(Items from an interface collection)
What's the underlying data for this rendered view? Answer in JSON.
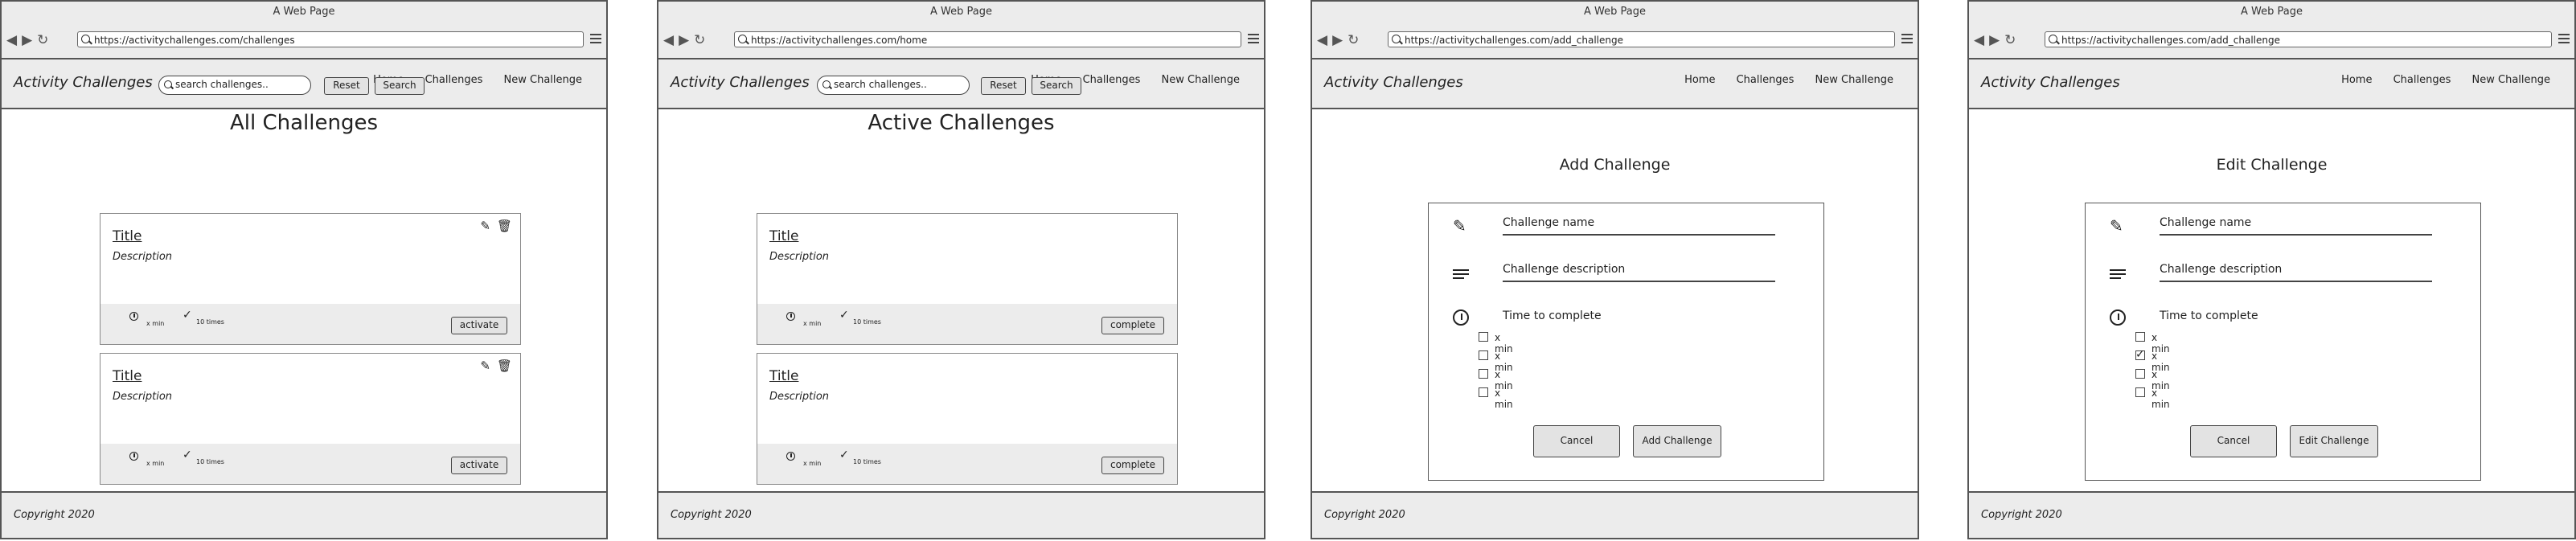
{
  "browser_title": "A Web Page",
  "screens": [
    {
      "id": "challenges",
      "url": "https://activitychallenges.com/challenges",
      "heading": "All Challenges",
      "card_action": "activate",
      "editable": true
    },
    {
      "id": "home",
      "url": "https://activitychallenges.com/home",
      "heading": "Active Challenges",
      "card_action": "complete",
      "editable": false
    },
    {
      "id": "add",
      "url": "https://activitychallenges.com/add_challenge",
      "heading": "Add Challenge",
      "submit": "Add Challenge"
    },
    {
      "id": "edit",
      "url": "https://activitychallenges.com/add_challenge",
      "heading": "Edit Challenge",
      "submit": "Edit Challenge"
    }
  ],
  "site": {
    "brand": "Activity Challenges",
    "nav": [
      "Home",
      "Challenges",
      "New Challenge"
    ],
    "footer": "Copyright 2020"
  },
  "search": {
    "placeholder": "search challenges..",
    "reset": "Reset",
    "search": "Search"
  },
  "card": {
    "title": "Title",
    "description": "Description",
    "duration": "x min",
    "count": "10 times"
  },
  "form": {
    "name_label": "Challenge name",
    "desc_label": "Challenge description",
    "time_label": "Time to complete",
    "options": [
      "x min",
      "x min",
      "x min",
      "x min"
    ],
    "edit_checked_index": 1,
    "cancel": "Cancel"
  },
  "icons": {
    "edit": "pencil-icon",
    "delete": "trash-icon",
    "time": "clock-icon",
    "count": "checkmark-icon",
    "search": "search-icon",
    "desc": "lines-icon"
  }
}
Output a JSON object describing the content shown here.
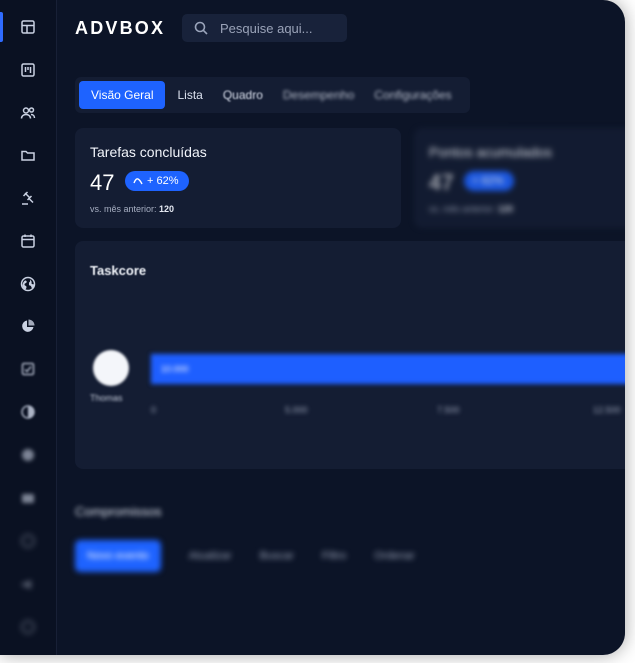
{
  "app": {
    "logo": "ADVBOX"
  },
  "search": {
    "placeholder": "Pesquise aqui..."
  },
  "sidebar": {
    "icons": [
      "layout-icon",
      "kanban-icon",
      "users-icon",
      "folder-icon",
      "gavel-icon",
      "calendar-icon",
      "globe-icon",
      "chart-pie-icon",
      "checkbox-icon",
      "pie-icon",
      "gear-icon",
      "card-icon",
      "clock-icon",
      "megaphone-icon",
      "support-icon"
    ]
  },
  "tabs": [
    {
      "label": "Visão Geral",
      "active": true
    },
    {
      "label": "Lista",
      "active": false
    },
    {
      "label": "Quadro",
      "active": false
    },
    {
      "label": "Desempenho",
      "active": false
    },
    {
      "label": "Configurações",
      "active": false
    }
  ],
  "cards": [
    {
      "title": "Tarefas concluídas",
      "value": "47",
      "badge": "+ 62%",
      "foot_label": "vs. mês anterior:",
      "foot_value": "120"
    },
    {
      "title": "Pontos acumulados",
      "value": "47",
      "badge": "+ 62%",
      "foot_label": "vs. mês anterior:",
      "foot_value": "120"
    }
  ],
  "taskcore": {
    "title": "Taskcore",
    "user_name": "Thomas",
    "bar_label": "10.000",
    "progress_fraction": 0.97,
    "axis_ticks": [
      "0",
      "5.000",
      "7.500",
      "12.500"
    ]
  },
  "section": {
    "title": "Compromissos",
    "chips": [
      "Novo evento",
      "Atualizar",
      "Buscar",
      "Filtro",
      "Ordenar"
    ]
  },
  "colors": {
    "accent": "#1e63ff",
    "bg": "#0c1427",
    "card": "#141d33"
  }
}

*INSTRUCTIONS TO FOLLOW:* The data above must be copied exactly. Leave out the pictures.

*SOLUTION FOR THIS EXERCISE:*
What's the underlying data for this rendered view? Answer in JSON.
{
  "browser_title": "A Web Page",
  "screens": [
    {
      "id": "challenges",
      "url": "https://activitychallenges.com/challenges",
      "heading": "All Challenges",
      "card_action": "activate",
      "editable": true
    },
    {
      "id": "home",
      "url": "https://activitychallenges.com/home",
      "heading": "Active Challenges",
      "card_action": "complete",
      "editable": false
    },
    {
      "id": "add",
      "url": "https://activitychallenges.com/add_challenge",
      "heading": "Add Challenge",
      "submit": "Add Challenge"
    },
    {
      "id": "edit",
      "url": "https://activitychallenges.com/add_challenge",
      "heading": "Edit Challenge",
      "submit": "Edit Challenge"
    }
  ],
  "site": {
    "brand": "Activity Challenges",
    "nav": [
      "Home",
      "Challenges",
      "New Challenge"
    ],
    "footer": "Copyright 2020"
  },
  "search": {
    "placeholder": "search challenges..",
    "reset": "Reset",
    "search": "Search"
  },
  "card": {
    "title": "Title",
    "description": "Description",
    "duration": "x min",
    "count": "10 times"
  },
  "form": {
    "name_label": "Challenge name",
    "desc_label": "Challenge description",
    "time_label": "Time to complete",
    "options": [
      "x min",
      "x min",
      "x min",
      "x min"
    ],
    "edit_checked_index": 1,
    "cancel": "Cancel"
  },
  "icons": {
    "edit": "pencil-icon",
    "delete": "trash-icon",
    "time": "clock-icon",
    "count": "checkmark-icon",
    "search": "search-icon",
    "desc": "lines-icon"
  }
}
Output a JSON object describing the content shown here.
{
  "app": {
    "logo": "ADVBOX"
  },
  "search": {
    "placeholder": "Pesquise aqui..."
  },
  "sidebar": {
    "icons": [
      "layout-icon",
      "kanban-icon",
      "users-icon",
      "folder-icon",
      "gavel-icon",
      "calendar-icon",
      "globe-icon",
      "chart-pie-icon",
      "checkbox-icon",
      "pie-icon",
      "gear-icon",
      "card-icon",
      "clock-icon",
      "megaphone-icon",
      "support-icon"
    ]
  },
  "tabs": [
    {
      "label": "Visão Geral",
      "active": true
    },
    {
      "label": "Lista",
      "active": false
    },
    {
      "label": "Quadro",
      "active": false
    },
    {
      "label": "Desempenho",
      "active": false
    },
    {
      "label": "Configurações",
      "active": false
    }
  ],
  "cards": [
    {
      "title": "Tarefas concluídas",
      "value": "47",
      "badge": "+ 62%",
      "foot_label": "vs. mês anterior:",
      "foot_value": "120"
    },
    {
      "title": "Pontos acumulados",
      "value": "47",
      "badge": "+ 62%",
      "foot_label": "vs. mês anterior:",
      "foot_value": "120"
    }
  ],
  "taskcore": {
    "title": "Taskcore",
    "user_name": "Thomas",
    "bar_label": "10.000",
    "progress_fraction": 0.97,
    "axis_ticks": [
      "0",
      "5.000",
      "7.500",
      "12.500"
    ]
  },
  "section": {
    "title": "Compromissos",
    "chips": [
      "Novo evento",
      "Atualizar",
      "Buscar",
      "Filtro",
      "Ordenar"
    ]
  },
  "colors": {
    "accent": "#1e63ff",
    "bg": "#0c1427",
    "card": "#141d33"
  }
}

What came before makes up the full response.